I Do Everything. How Can I Translate That on a Resume? A Recruiter's Insight on: SAHM's Resume, Part 1
With Industry Insight by: Chris Wood, Consultant
How to Define a Stay at Home Mom in a Resume: Job Title
Recruiters are busy. Most spend only 6 seconds looking at a resume before they decide if the applicant is a good fit for the position. When a recruiter skims down to the ‘Experience’ section, the listed job titles are the beacon of their attention. For most positions, this is a very straightforward portion of your resume. When you take a job you should have a strong understanding of your job title and responsibilities, but for stay-at-home moms, this can be a bit tricky. How can you embody all of the responsibilities of a stay-at-home mom in a job title?
There isn’t a lot of information on this topic out there, so I decided to ask a top recruiter in my area. I specifically wanted to inquire about the use of ‘CEO’ to describe your leadership role within the home; I had seen this listed on a few mom blogs and Facebook profiles. Though I do believe there are many parallels between the work of a stay-at-home mom and a CEO, Chris, Account Executive with Spencer Reed Consulting in San Diego, brings up a good point:

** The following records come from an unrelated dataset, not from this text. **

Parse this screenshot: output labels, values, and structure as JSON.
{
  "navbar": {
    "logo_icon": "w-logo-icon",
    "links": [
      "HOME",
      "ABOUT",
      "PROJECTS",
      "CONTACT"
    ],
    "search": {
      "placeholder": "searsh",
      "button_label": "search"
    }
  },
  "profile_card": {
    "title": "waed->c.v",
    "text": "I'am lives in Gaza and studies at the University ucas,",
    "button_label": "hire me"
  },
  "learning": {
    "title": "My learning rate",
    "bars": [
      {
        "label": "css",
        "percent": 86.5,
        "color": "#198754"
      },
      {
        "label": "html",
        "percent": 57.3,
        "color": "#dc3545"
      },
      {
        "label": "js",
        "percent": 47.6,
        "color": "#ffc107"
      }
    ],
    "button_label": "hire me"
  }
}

“[Using CEO/COO as your job title] could automatically have them [the recruiter] move on to the next resume because they didn’t look through the details and assumed the mom/candidate was overqualified.”
This brings me to the primary goal of your job title and your entire resume: stay relevant to the position at hand. If you are applying for a position in Marketing, then shape your job title to reflect the desired skills for the position. A resume builds your career story and the list of job titles ideally show a progression in the field you are pursuing. Crafting your job title to align with your past and future work experience is a strategic way to make your time at home appealing to a potential employer.

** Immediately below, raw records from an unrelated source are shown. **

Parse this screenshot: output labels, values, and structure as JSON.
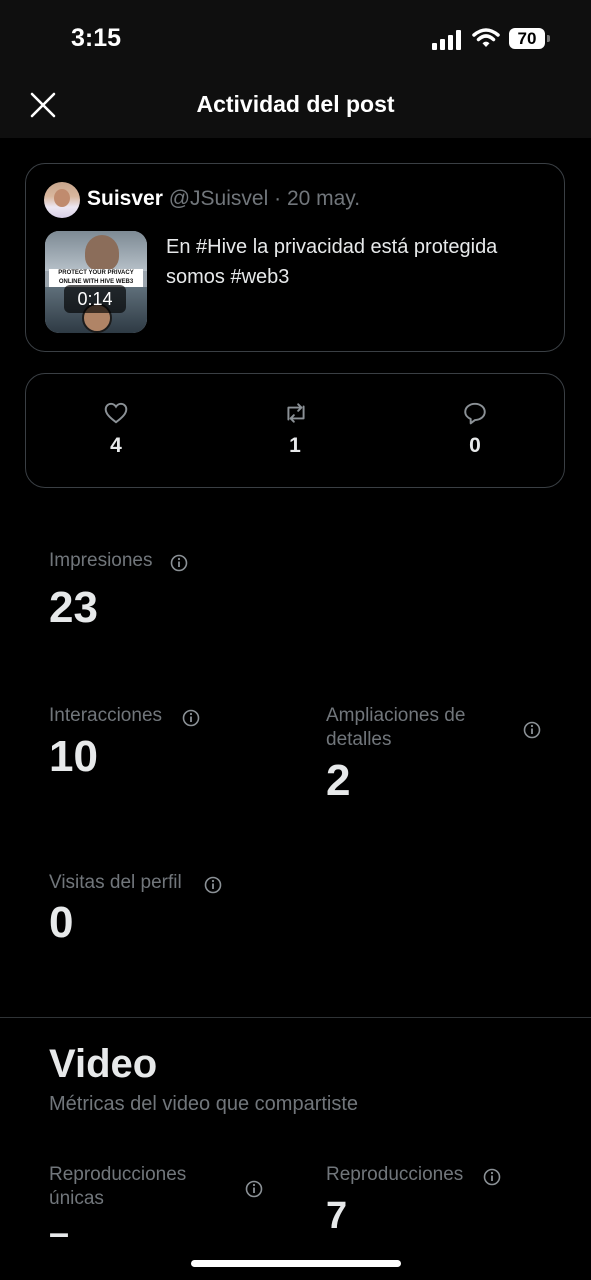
{
  "status_bar": {
    "time": "3:15",
    "battery": "70"
  },
  "header": {
    "title": "Actividad del post"
  },
  "post": {
    "author_name": "Suisver",
    "author_handle": "@JSuisvel",
    "separator": "·",
    "date": "20 may.",
    "thumbnail_text": "PROTECT YOUR PRIVACY ONLINE WITH HIVE WEB3",
    "video_duration": "0:14",
    "text": "En #Hive la privacidad está protegida somos #web3"
  },
  "engagement": {
    "likes": "4",
    "reposts": "1",
    "replies": "0"
  },
  "metrics": {
    "impressions_label": "Impresiones",
    "impressions_value": "23",
    "interactions_label": "Interacciones",
    "interactions_value": "10",
    "detail_expands_label": "Ampliaciones de detalles",
    "detail_expands_value": "2",
    "profile_visits_label": "Visitas del perfil",
    "profile_visits_value": "0"
  },
  "video_section": {
    "title": "Video",
    "subtitle": "Métricas del video que compartiste",
    "unique_plays_label": "Reproducciones únicas",
    "unique_plays_value": "–",
    "plays_label": "Reproducciones",
    "plays_value": "7"
  },
  "icons": {
    "close": "close-icon",
    "like": "heart-icon",
    "repost": "repost-icon",
    "reply": "reply-icon",
    "info": "info-icon"
  }
}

I think using "CEO of Smith family" as a job title to represent your time as a stay-at-home is meant to communicate the leadership skills necessary for the position. Leadership is an incredibly marketable skill, but it should be communicated in a way that convinces the recruiter that you will lead work projects effectively. For example, a CEO of a company makes high-level decisions involving millions of dollars and hundreds of employees; whereas, you may be applying for a human resources position that requires the candidate to be detail oriented with strong interpersonal skills to lead employee benefits projects with small groups. Although these are both leadership skills, they are very different when applied to the day to day acts of the position.

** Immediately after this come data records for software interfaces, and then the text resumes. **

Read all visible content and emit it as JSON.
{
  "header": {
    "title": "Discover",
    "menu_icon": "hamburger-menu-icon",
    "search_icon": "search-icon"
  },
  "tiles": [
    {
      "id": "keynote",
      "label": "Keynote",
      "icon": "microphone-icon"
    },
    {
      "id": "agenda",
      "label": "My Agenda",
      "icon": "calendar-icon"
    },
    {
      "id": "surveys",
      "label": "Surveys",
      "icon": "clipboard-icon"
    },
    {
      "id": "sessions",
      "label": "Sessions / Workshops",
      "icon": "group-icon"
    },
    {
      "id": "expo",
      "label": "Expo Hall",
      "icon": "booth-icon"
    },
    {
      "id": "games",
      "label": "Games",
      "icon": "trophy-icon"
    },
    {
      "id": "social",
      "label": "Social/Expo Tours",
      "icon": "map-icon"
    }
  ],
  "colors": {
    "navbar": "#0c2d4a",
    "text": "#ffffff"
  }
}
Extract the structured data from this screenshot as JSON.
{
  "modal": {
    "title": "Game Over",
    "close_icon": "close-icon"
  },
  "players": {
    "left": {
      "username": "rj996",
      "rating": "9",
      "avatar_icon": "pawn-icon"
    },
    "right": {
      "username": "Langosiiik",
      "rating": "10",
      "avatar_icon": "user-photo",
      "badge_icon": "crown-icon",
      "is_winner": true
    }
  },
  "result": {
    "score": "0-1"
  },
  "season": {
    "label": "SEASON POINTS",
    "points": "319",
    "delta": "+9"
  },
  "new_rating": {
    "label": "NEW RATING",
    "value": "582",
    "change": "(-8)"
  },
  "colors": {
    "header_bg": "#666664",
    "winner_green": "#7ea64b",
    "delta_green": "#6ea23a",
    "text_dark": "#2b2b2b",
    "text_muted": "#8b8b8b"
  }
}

Crafting a unique job title from scratch may be tricky. Below, you will find some job titles, separated by industry, which you may consider using as your stay-at-home mom job title on your resume:
Education: In-home Lead Instructor, Residential Activities Coordinator, Home Life Facilitator, Family Education Specialist, Home Childcare Leader, Residential Program Lead
Business: Residential Communication Specialist, Family Finance Coordinator, In-Home Childcare Manager, Household Administrative Assistant, Household Operations Specialist
Healthcare: Home Case Manager, Familial Medical Specialist, Residential Care Coordinator, Home Infant/Child Health Aide
Looking at the job post of your desired position and those like it will help you to understand what the employer wants, allowing you to have greater insight on choosing the most appropriate job title. Some job posts may state specifically what job titles and experience they are looking for, use that to lead your job title decision. One of my favorite sites to research and find a plethora of job titles is O*Net. Check it out to begin your search!
Finding a strong job title is the just the start of marketing your time at home to employers. Please read the next which covers ways to align your experiences at home with those in your next career endeavor.
HUGE THANKS to Chris Wood for contributing to this article!